Brittany Walker

Brittany Walker

Last week I wrote about the Colorado wildfires. I was of the opinion that the homeowners of that area knew the risk they were taking by building there and that nature was just behaving as needed for the health of the ecosystem. Since then, new information has led me to new positions on the issue that I feel inclined to share. There are three things that take this issue beyond the scope of individual homeowner recklessness and nature at work.

First, state and local governments provide people with strong incentives to build in “red zones,” areas highly likely to be impacted by a forest fire. People move in, a forest fire rages and federal funds pick up the firefighting tab. Once again, our tax dollars are used to absolve a problem created through the absence of governmental common sense. The government should first stop encouraging trusting people to build in these dangerous areas. Then whoever chooses to do so anyway can fully accept the risk of their decision.

Secondly, modern logging and fire suppression techniques have proved to stave off smaller blazes, but consequently make forests more vulnerable to enormous fires like the one Colorado is currently experiencing. This is neither the fault of the homeowner nor an occurrence coordinated by nature. It is up to policy officials and local governments to pursue better techniques to prevent fires like these.

Third, forest fires have been exacerbated by none other than climate change. Experts and officials are pointing to several factors for such a large fire that was worsened by climate change. The science is too long to explain here, but easy to look up. Stronger fires are linked to many factors, from too many pine beetles in warmer temperatures to a hotter and drier season than normal. The result is a forest fire on steroids. Once again, this is neither the fault of homeowner irresponsibility nor is it a naturally behaving forest fire.

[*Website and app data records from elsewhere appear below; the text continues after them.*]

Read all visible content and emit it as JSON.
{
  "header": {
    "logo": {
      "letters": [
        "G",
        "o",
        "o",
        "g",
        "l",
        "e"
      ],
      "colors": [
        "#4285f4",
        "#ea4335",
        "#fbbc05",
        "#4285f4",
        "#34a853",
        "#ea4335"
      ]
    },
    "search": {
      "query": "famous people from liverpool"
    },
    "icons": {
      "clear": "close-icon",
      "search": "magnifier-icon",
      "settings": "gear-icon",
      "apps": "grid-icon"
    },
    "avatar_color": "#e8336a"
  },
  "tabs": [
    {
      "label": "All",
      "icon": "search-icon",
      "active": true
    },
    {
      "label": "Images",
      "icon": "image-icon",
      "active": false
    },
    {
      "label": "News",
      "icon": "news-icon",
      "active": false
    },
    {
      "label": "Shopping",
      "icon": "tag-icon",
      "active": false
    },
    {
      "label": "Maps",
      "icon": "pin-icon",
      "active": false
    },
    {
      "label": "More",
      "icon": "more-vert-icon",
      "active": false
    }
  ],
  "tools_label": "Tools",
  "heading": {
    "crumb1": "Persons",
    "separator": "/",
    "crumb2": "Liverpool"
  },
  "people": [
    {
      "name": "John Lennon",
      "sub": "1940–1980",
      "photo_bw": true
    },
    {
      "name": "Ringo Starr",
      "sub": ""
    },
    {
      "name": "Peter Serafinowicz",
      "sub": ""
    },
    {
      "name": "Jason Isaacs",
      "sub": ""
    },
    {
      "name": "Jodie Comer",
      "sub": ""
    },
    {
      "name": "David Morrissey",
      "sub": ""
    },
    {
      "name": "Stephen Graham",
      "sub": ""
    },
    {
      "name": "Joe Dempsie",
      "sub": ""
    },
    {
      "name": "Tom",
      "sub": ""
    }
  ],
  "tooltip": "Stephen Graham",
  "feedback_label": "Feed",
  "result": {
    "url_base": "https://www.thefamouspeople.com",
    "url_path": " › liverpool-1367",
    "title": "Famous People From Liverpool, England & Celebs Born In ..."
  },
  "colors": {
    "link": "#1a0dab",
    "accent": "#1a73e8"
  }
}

I thought these forest fires were an example of our unrealistic expectations of nature to always provide and never harm. It now seems the fire is an example for governmental shortsightedness, ill-contrived environmental practices and the increasing consequences of ignoring climate change. They are all things that we certainly don’t need any more examples for.